BMW was a regular competitor in the American Le Mans Series (ALMS) with its E46 M3 but constantly beaten by the all-conquering Porsche 911. ALMS rules allowed small production-run specials to enter the GT class. Rules called for a minimum of 10 examples to be sold on at least two continents within 12 months of the racecar’s debut for it to be eligible. Hence the BMW M3 GTR road car was born.

Click here to read why we no longer have any homologation specials.


BMW was going to create just 10 examples of the M3 GTR, which went on sale towards the end of 2001 at an astronomical price. BMW was, seemingly, not keen for anyone of the public to actually buy one. It is rumoured that only three road cars were produced. Each was converted from a standard E46.

View a gallery of BMW bakkies at this post.

V8 power

BMW M3 GTR engine

To ensure that the BMW M3 GTR would be competitive in the ALMS the company developed a special V8 engine code: P60B40. This engine was not fitted to any other BMW model and made the GTR the very first V8 M3 (not the E92, as many people believe). It was a 4,0-litre unit that featured dry-sump lubrication and a flat-plane crankshaft.

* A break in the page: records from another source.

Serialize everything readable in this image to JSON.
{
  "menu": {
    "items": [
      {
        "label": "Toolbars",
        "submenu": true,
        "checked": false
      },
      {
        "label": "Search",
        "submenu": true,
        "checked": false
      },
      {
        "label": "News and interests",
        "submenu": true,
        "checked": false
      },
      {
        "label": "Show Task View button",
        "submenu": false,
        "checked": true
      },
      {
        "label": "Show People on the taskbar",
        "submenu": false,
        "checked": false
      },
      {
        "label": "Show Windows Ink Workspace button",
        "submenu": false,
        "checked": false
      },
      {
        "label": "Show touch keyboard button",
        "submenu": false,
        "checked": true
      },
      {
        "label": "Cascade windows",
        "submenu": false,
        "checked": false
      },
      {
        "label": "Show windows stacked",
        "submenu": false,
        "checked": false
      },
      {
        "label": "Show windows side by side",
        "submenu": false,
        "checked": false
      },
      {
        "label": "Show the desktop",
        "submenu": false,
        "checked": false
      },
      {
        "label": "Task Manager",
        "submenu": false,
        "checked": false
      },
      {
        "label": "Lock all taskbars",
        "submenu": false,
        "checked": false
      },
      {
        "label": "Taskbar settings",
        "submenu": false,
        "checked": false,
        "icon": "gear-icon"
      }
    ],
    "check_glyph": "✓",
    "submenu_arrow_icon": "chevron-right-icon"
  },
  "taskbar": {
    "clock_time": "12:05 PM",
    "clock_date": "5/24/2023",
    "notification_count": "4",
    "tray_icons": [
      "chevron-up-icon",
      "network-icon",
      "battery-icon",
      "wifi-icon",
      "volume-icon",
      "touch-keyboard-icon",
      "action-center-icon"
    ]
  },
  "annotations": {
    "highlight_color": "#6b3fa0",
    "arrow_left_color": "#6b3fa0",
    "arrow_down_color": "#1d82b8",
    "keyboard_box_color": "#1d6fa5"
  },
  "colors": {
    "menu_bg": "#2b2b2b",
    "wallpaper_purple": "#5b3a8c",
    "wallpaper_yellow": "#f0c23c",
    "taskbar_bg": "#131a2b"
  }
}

The bent eight was constructed out of lightweight aluminium and featured a 90-degree V-angle. In road trim, it was tuned to produce 280 kW at 7 000 r/min and 390 N.m of torque at 4 500 r/min. The racecars were said to develop up to 375 kW of power and able to rev north of 8 500 r/min.

Check out a V16-powered BMW 7 Series concept car at this link.

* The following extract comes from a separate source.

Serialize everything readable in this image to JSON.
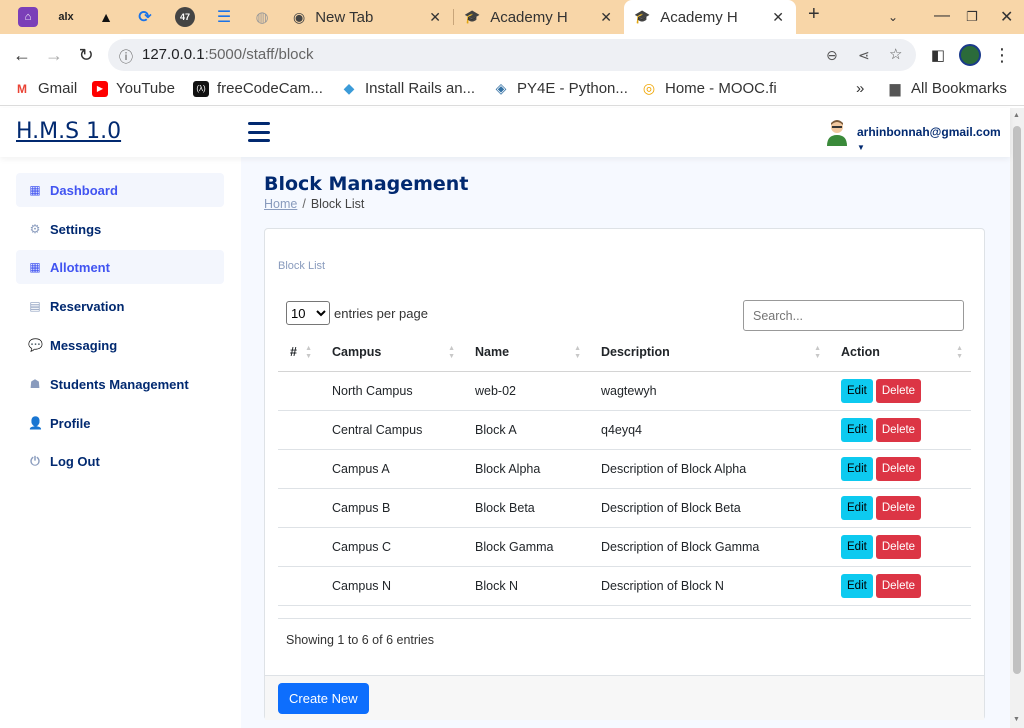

In a time before sequential transmissions or paddle-actuated shifts, power was transferred through an H-gate six-speed manual. The transmission did, however, feature straight-cut gears. The final link in the chain was a variable rate limited-slip differential.


Because the road and racecars had to be quite similar in layout the GTR sat much lower than a stock M3. It also boasted bespoke aerodynamic kit such as a front spoiler and a rear wing. The body featured additional bracing between the firewall and strut towers as well as between the rear shock towers. Carbon-fibre was also used extensively to reduce the overall mass. The roof, rear spoiler, hood vents and other items were made from the lightweight stuff. Lightweight Recaro bucket seats were covered in leather for a modicum of comfort for front occupants and the rear seats were removed.

Take a narrated ride around the Nurburgring Nordschleife with the always funny Herr Han J Stuck in the BMW M3 GTR.